Please copy out the lines in the entries that contain "Presentation".

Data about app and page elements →
****
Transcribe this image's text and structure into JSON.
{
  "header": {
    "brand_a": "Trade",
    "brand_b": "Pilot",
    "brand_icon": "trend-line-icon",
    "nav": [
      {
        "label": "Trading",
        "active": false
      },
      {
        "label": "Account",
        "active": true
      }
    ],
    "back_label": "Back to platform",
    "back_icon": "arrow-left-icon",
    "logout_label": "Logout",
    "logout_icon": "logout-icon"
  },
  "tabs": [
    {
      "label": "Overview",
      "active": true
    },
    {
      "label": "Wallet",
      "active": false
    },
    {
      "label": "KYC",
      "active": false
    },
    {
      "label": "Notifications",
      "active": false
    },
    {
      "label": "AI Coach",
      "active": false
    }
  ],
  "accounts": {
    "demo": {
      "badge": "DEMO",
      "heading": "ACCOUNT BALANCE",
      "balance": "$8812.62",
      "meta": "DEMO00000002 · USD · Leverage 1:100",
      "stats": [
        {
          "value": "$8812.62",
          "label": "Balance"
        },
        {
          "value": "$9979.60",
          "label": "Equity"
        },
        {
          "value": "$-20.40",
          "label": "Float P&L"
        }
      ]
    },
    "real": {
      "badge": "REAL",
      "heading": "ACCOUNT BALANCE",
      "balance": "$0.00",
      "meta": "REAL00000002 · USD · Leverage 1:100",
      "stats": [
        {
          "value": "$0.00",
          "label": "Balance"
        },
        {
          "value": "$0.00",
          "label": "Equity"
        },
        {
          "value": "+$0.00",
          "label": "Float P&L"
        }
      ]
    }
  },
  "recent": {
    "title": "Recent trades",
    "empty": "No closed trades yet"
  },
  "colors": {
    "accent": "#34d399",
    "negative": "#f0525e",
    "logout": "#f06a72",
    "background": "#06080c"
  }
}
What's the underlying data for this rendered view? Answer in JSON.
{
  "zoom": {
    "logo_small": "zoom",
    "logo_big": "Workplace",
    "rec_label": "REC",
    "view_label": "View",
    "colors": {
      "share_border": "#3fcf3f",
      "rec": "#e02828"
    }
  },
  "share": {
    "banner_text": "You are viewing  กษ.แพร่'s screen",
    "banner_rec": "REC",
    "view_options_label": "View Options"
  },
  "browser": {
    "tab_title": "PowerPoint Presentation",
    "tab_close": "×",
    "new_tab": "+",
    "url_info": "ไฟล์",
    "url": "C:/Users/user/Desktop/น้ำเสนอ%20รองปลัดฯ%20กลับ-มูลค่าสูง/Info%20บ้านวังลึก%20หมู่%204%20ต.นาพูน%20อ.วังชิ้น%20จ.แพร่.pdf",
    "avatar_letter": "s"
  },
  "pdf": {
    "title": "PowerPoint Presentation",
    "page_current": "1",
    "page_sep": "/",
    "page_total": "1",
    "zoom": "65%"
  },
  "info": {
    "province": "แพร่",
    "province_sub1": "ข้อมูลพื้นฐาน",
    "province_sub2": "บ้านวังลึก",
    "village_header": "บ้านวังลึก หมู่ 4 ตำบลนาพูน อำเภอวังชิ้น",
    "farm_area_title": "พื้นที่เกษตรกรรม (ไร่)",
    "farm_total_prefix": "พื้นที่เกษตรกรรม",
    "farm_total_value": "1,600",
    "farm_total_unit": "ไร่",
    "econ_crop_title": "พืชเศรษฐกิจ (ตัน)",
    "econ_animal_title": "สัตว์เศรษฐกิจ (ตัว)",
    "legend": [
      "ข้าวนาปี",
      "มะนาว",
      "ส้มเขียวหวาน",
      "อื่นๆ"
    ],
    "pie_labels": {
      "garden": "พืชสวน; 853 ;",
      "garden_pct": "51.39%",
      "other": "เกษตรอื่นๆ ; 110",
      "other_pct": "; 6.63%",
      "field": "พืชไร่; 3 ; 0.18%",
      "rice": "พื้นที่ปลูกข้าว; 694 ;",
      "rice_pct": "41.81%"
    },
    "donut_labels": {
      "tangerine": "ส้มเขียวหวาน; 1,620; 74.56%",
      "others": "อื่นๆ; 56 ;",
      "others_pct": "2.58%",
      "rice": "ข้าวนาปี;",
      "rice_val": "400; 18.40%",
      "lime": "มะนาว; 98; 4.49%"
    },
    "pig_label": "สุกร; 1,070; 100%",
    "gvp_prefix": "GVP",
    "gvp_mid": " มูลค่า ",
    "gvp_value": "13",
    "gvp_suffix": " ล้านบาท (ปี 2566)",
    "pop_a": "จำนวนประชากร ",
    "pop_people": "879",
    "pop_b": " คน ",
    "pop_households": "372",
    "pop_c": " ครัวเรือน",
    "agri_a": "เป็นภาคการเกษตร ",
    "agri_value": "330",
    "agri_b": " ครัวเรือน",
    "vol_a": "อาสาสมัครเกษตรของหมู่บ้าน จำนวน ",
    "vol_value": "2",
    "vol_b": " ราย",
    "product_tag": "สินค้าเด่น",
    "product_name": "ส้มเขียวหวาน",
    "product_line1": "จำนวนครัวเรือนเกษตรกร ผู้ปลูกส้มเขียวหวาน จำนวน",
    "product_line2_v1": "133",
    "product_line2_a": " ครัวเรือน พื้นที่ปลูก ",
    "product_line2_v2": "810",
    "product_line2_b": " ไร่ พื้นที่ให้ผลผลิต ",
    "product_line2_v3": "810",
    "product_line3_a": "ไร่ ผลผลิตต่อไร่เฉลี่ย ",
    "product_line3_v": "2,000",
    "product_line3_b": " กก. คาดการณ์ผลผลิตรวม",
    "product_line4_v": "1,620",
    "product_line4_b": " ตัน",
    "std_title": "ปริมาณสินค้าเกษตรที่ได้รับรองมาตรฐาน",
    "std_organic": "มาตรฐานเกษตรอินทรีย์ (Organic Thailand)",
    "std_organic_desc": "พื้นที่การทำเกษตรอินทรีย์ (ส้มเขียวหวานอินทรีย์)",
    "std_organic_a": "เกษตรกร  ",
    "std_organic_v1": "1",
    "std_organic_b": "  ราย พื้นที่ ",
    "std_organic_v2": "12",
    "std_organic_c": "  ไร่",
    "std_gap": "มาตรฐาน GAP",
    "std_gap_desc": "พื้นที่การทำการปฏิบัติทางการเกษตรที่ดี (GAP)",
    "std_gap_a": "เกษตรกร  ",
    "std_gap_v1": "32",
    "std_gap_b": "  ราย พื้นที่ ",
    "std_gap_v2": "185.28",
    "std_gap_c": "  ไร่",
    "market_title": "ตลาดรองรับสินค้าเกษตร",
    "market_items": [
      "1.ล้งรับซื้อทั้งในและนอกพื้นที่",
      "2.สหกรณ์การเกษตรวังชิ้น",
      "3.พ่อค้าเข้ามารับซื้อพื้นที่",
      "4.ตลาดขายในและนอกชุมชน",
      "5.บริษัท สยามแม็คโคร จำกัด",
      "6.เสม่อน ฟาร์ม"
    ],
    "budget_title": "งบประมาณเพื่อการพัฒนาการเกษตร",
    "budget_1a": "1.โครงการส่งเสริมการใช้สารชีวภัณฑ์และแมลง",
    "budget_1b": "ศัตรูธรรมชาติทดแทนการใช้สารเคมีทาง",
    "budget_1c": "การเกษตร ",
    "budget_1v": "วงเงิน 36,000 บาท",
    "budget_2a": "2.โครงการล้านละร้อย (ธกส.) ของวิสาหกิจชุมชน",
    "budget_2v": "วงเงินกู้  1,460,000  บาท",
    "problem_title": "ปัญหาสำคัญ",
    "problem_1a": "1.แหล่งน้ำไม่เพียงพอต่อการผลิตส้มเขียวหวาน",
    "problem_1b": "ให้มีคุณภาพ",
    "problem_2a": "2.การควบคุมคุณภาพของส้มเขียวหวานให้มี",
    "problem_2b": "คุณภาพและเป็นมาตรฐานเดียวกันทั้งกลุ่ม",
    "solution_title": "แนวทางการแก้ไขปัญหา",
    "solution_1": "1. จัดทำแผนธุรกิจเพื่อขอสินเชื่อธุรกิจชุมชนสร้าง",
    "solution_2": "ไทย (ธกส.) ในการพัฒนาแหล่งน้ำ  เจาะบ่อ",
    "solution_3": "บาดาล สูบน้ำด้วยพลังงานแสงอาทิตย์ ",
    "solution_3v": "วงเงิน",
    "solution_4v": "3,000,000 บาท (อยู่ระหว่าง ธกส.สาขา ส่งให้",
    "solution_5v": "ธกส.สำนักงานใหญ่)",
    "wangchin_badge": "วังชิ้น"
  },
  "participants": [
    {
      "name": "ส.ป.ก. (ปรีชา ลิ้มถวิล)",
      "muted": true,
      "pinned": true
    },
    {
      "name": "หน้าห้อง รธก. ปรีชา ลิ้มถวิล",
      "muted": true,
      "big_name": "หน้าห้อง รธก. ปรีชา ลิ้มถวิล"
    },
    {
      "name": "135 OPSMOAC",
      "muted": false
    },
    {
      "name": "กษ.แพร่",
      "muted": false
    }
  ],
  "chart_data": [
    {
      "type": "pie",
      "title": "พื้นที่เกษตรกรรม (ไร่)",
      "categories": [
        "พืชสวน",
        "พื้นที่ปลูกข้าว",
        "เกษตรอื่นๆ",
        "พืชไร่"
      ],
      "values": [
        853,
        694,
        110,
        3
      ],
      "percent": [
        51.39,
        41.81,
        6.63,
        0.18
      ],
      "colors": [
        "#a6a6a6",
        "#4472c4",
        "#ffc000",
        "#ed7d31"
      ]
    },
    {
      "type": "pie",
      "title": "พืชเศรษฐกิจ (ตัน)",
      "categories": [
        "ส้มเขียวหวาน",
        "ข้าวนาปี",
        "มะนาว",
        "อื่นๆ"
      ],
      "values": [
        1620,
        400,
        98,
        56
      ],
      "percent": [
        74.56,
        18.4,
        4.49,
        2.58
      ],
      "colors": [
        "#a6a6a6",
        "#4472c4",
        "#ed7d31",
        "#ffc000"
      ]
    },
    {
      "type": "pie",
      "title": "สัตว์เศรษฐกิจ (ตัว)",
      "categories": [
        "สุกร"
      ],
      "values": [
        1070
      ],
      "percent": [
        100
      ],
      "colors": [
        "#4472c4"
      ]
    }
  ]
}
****
ANSWER SPACE →
    "tab_title": "PowerPoint Presentation",
    "title": "PowerPoint Presentation",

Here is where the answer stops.